Estimates for Australia’s 2018/19 wheat exports and production have been clipped further in the USDA’s December World Agricultural Supply and Demand Estimates (WASDE) report released overnight.
Australia’s production and export figures have been revised down in the latest USDA World Agricultural Supply and Demand Estimates report released overnight, which also details increased stocks and production for China as its trade stoush with the US continues.
Global cotton production for 2018/19 is forecast to be 119.4 million bales (Mb), down 3.5 per cent from the previous season, but up from the February 2018 forecast of 117Mb, according to the latest USDA outlook.
Peter McMeekin this week comments on the disparity between USDA optimistic predictions of Australia’s winter crop and the expectations of market participants as frost damaged crops across Australia and drought hit winter yield prospects in most of the Murray Darling Basin.

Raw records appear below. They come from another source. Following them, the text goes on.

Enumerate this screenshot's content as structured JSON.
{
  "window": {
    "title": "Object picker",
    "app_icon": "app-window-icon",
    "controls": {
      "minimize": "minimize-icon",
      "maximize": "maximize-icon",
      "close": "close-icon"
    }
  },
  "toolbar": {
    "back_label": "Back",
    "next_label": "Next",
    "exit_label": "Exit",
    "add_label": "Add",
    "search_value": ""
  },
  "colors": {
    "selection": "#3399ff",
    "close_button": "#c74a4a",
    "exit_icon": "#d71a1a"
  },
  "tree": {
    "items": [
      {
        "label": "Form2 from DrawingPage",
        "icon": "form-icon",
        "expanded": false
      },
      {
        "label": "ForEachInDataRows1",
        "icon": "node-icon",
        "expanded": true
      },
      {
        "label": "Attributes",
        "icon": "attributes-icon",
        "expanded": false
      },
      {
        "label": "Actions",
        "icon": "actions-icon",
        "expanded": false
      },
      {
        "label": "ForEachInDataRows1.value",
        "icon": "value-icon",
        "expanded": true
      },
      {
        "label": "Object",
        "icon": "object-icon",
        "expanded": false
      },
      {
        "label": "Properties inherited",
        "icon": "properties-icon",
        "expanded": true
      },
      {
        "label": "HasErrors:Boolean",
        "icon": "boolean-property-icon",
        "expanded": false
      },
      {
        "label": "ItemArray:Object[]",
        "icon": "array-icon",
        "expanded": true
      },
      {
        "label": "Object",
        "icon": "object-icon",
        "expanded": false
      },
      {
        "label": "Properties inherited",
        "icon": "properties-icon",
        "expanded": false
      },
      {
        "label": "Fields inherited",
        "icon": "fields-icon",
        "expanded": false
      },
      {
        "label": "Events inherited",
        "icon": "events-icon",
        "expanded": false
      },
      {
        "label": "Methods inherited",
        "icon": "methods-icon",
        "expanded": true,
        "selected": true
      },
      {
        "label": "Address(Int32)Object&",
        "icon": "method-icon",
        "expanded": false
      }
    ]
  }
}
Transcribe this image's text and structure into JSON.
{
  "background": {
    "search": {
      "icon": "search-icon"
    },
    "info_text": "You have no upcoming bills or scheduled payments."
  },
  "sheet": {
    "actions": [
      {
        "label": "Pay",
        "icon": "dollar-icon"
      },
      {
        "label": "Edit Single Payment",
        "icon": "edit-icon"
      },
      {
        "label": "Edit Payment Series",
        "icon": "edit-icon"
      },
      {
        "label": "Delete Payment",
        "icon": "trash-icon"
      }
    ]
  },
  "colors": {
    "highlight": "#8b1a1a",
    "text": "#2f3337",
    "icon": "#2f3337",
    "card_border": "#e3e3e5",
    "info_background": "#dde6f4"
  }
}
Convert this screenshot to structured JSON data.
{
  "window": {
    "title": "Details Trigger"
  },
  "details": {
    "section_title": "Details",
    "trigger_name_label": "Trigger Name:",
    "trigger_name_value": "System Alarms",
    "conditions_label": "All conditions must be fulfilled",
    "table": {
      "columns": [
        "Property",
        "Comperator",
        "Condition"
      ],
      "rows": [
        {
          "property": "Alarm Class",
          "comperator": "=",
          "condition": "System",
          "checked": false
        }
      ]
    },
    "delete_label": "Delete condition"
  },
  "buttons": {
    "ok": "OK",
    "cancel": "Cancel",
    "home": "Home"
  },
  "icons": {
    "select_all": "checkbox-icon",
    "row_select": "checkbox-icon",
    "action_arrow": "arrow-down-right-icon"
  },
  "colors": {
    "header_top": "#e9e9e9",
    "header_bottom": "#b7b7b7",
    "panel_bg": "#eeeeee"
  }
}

The USDA has cut its forecast for Australian wheat production to 18.5 million tonnes, down 1.5Mt from its previous estimate, in its October World Agricultural Supply and Demand Estimates Report released overnight.
Peter McMeekin this week foreshadows continued upward pressure on world wheat prices as Middle East and North Africa buyers continue to book business at higher levels. Haymakers in Australia taking their cue from the drought-driven hay price, while SA/Vic crop potential gets cut.
Record yields are on the cards for the US summer crops of corn and soybeans. Corn recently began an earlier-than-usual harvest in the US mid-west.
The USDA has estimated Australia’s coming wheat crop at 22 million tonnes, in line with ABARES’ most recent projection, but around 3Mt above industry expectations.
The USDA and ABARES released updates for their relevant papers on crop production this week, sparking up markets as the July CBOT wheat contract traded at US52c/bu weekly range (A$27/t) and ended closing lower at 499.50c/bu.
Brazil displaced the US as the world’s biggest soybean exporter in 2013/14, and is banking the windfall of not only big crops but also dramatically depreciating currency to maintain its top ranking among world soybean exporters, says USDA.